Learning a new motor skill is enhanced by reward. Prof. Dr. med. Andreas Luft of the University Hospital Zurich found that dopamine is involved in new motor skill learning and that a subgroup of dopaminergic neurons is only activated when the movement is rewarded. These findings have implications for stroke therapy. The project was funded through a direct donation to the ZNZ.
Often patients cannot reach the hospital soon enough to benefit from an acute treatment of stroke. Therefore, physical therapy remains the only long-term treatment available. Nevertheless, up to 80% of stroke patients are left disabled due to motor, speech, visual or cognitive impairment. With more than 16’000 new strokes happening in Switzerland every year, improving neurorehabilitation efficiency is becoming increasingly important. Prof. Luft’s group explores the brain’s capacity for recovery and plasticity in patients and animal models.
Dopamine is an important neurotransmitter in the brain and is involved in movement and reward encoding. Results from Prof. Luft’s group suggest that stroke patients have a deficit in the dopaminergic reward system, independent of whether or not the stroke directly affects the reward center in the brain. A better understanding of the role of the reward system will help provide better treatment for stroke patients.
Specific dopamine release enhances learning
Andreas Luft investigated the role of dopamine in learning a new motor skill in rats. His group found that a distinct population of dopaminergic neurons projecting from the midbrain to the motor cortex are necessary for motor skill learning. These neurons are only active when the behavior is rewarded. Infusion of dopamine into the motor cortex of rats that received an experimental stroke did not improve recovery after stroke suggesting that the exogenous dopamine might not mimic the physiological release of dopamine during learning.

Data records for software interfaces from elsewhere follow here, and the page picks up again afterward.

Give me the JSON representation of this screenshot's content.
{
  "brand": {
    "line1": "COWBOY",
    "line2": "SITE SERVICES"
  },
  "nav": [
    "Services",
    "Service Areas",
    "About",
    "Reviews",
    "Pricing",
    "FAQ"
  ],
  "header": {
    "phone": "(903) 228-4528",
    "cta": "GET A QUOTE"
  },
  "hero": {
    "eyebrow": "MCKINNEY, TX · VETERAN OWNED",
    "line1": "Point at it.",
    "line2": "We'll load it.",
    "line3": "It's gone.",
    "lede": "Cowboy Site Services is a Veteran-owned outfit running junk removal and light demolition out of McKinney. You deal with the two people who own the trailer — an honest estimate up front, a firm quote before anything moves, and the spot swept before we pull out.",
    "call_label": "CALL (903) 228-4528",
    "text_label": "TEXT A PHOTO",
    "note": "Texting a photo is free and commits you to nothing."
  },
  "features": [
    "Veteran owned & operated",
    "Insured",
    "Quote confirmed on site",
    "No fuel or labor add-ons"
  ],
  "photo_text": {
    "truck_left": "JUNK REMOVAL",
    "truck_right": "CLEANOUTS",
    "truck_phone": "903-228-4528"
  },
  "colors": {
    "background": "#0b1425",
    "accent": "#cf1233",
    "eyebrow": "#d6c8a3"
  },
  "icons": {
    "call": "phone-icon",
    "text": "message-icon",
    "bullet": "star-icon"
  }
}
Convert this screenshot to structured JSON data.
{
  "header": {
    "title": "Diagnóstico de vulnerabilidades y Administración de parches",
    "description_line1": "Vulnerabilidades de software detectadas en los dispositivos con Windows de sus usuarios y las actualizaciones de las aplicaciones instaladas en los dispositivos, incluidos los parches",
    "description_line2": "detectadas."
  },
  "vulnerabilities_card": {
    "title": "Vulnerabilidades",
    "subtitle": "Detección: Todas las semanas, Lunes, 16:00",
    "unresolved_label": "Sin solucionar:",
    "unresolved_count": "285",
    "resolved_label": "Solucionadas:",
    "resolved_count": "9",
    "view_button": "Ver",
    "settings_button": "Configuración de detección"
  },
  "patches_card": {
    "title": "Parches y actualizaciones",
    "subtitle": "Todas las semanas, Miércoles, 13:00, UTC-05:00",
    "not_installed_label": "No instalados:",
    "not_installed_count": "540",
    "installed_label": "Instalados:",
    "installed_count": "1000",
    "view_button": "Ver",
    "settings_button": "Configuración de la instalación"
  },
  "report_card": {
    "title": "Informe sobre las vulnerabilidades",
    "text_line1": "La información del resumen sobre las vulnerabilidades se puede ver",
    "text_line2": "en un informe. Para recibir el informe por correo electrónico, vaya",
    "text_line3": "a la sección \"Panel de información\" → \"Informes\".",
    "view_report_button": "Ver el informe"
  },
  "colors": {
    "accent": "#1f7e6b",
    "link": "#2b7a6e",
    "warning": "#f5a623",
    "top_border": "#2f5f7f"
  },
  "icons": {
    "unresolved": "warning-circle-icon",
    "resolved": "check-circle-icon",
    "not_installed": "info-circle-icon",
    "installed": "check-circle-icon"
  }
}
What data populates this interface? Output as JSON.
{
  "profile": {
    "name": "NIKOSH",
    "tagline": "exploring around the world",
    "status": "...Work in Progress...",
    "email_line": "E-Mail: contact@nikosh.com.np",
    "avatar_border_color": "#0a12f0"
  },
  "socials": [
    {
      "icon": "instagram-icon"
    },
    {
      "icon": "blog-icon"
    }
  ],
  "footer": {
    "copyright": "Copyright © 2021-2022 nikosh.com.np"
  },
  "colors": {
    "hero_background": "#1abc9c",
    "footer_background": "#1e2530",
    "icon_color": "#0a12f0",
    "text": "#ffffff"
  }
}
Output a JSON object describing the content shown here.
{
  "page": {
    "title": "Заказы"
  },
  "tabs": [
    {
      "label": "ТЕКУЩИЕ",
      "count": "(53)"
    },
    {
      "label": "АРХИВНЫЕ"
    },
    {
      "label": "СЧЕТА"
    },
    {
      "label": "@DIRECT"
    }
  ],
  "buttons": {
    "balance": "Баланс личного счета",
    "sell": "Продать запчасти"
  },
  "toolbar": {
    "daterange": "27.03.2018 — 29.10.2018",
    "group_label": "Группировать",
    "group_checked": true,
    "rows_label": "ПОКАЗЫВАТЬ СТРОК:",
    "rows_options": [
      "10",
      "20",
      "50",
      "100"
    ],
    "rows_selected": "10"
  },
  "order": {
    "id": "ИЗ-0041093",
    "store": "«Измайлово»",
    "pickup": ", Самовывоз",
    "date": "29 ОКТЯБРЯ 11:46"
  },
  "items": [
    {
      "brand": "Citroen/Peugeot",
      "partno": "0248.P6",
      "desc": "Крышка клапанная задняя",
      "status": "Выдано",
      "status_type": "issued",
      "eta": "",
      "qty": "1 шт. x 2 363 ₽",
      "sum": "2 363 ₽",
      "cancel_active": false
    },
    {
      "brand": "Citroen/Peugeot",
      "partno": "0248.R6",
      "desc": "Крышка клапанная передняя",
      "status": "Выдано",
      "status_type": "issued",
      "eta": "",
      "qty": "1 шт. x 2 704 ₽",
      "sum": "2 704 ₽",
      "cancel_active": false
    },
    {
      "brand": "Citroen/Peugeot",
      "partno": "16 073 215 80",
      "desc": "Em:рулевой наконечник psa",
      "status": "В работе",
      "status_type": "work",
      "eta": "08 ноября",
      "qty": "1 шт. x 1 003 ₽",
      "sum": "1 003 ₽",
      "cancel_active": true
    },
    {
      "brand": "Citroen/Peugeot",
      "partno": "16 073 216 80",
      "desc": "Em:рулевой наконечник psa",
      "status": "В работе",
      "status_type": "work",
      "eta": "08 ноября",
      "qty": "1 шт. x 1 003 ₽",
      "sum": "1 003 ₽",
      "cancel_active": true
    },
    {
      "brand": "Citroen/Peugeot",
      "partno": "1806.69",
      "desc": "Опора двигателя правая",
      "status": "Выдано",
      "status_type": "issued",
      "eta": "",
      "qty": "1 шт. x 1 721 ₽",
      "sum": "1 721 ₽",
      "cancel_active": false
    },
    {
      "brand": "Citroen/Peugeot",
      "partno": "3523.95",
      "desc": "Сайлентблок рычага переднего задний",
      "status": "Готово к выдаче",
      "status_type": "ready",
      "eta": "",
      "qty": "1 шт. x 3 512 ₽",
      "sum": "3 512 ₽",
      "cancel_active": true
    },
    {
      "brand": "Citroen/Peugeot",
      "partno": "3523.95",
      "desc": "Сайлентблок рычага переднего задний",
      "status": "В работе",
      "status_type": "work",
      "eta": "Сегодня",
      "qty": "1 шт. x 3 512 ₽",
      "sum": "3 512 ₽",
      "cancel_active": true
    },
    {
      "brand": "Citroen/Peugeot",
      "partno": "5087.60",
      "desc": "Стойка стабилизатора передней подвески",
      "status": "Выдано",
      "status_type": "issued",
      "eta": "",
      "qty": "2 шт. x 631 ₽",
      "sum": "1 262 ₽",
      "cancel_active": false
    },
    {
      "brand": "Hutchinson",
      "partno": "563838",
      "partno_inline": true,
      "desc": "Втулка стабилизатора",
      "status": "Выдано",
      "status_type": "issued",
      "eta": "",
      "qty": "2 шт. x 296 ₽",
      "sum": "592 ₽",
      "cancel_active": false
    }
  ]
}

The group therefore will pursue further research to understand the role of endogenous dopamine in stroke recovery.
See also CRPP Neuro-Rehab Project website: Rewarding Systems